- understand major theories and new directions in health psychology
- contribute to discussions about the role of psychology in changing health behaviour, presenting critical analyses orally and in writing
de Bruin, M., Hospers, H. J., van Breukelen, G. J., Kok, G., Koevoets, W. M., & Prins, J. M. (2010). Electronic monitoring-based counseling to enhance adherence among HIV-infected patients: A randomized controlled trial. Health Psychology, 29(4), 421-428.
Gibbons, F. X., & Gerrard, M. (1995). Predicting young adults' health risk behavior. Journal of Personality and Social Psychology, 69(3), 505-517.
Gray, C. M., Hunt, K., Mutrie, N., Anderson, A. S., Leishman, J., Dalgarno, L., & Wyke, S. (2013). Football Fans in Training: The development and optimization of an intervention delivered through professional sports clubs to help men lose weight, become more active and adopt healthier eating habits. BMC Public Health, 13(1), 232.
Hofmann, W., Friese, M., & Wiers, R. W. (2008). Impulsive versus reflective influences on health behavior: A theoretical framework and empirical review. Health Psychology Review, 2(2), 111-137.
Jepson, R. G., Harris, F. M., Platt, S., & Tannahill, C. (2010). The effectiveness of interventions to change six health behaviours: A review of reviews. BMC Public Health, 10(1), 538.
Jetten, J., Haslam, C., & Haslam, S.A. (Eds.). (2011). The social cure: Identity, health and well-being. Hove, England: Psychology Press.
Oyserman, D., Fryberg, S. A., & Yoder, N. (2007). Identity-Based Motivation and health. Journal of Personality and Social Psychology, 93(6), 1011-1027.
|Graduate Attributes and Skills
||Research and enquiry skills - e.g., analytical and critical thinking; knowledge integration across academic disciplines; understanding of interplay between research and real-world settings; understanding of interplay between theoretical and methodological approaches.

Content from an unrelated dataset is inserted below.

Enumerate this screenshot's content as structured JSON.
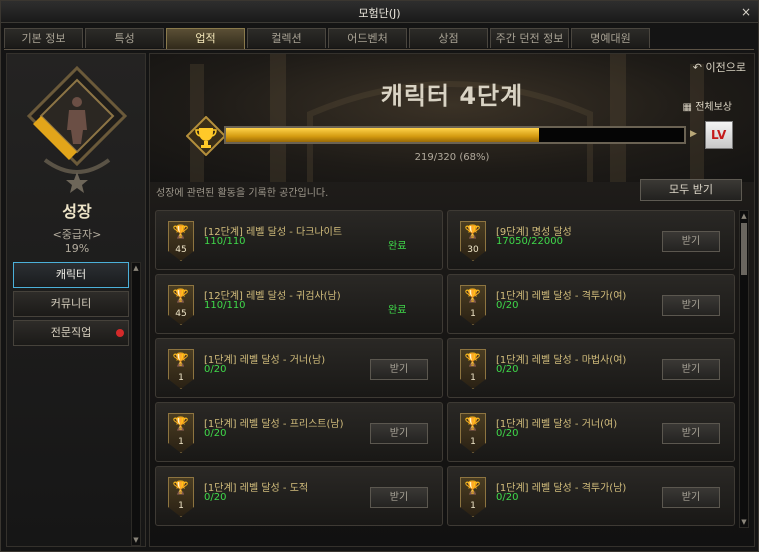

Personal and intellectual autonomy - e.g., independent thinking; developing higher-order thinking and sound reasoning; self-awareness and reflection.
Personal effectiveness - e.g., acquiring skills for leading a group discussion; giving and receiving feedback in a way that maintains and builds relationships within a team.
Communication skills - e.g., engaging effectively in discussions; oral and written presentation skills, including the ability to convey the key points concisely.
|Keywords||social psychology,health psychology
|Course organiser||Dr Stephen Loughnan
Tel: (0131 6)50 9861
|Course secretary||Miss Toni Noble
Tel: (0131 6)51 3188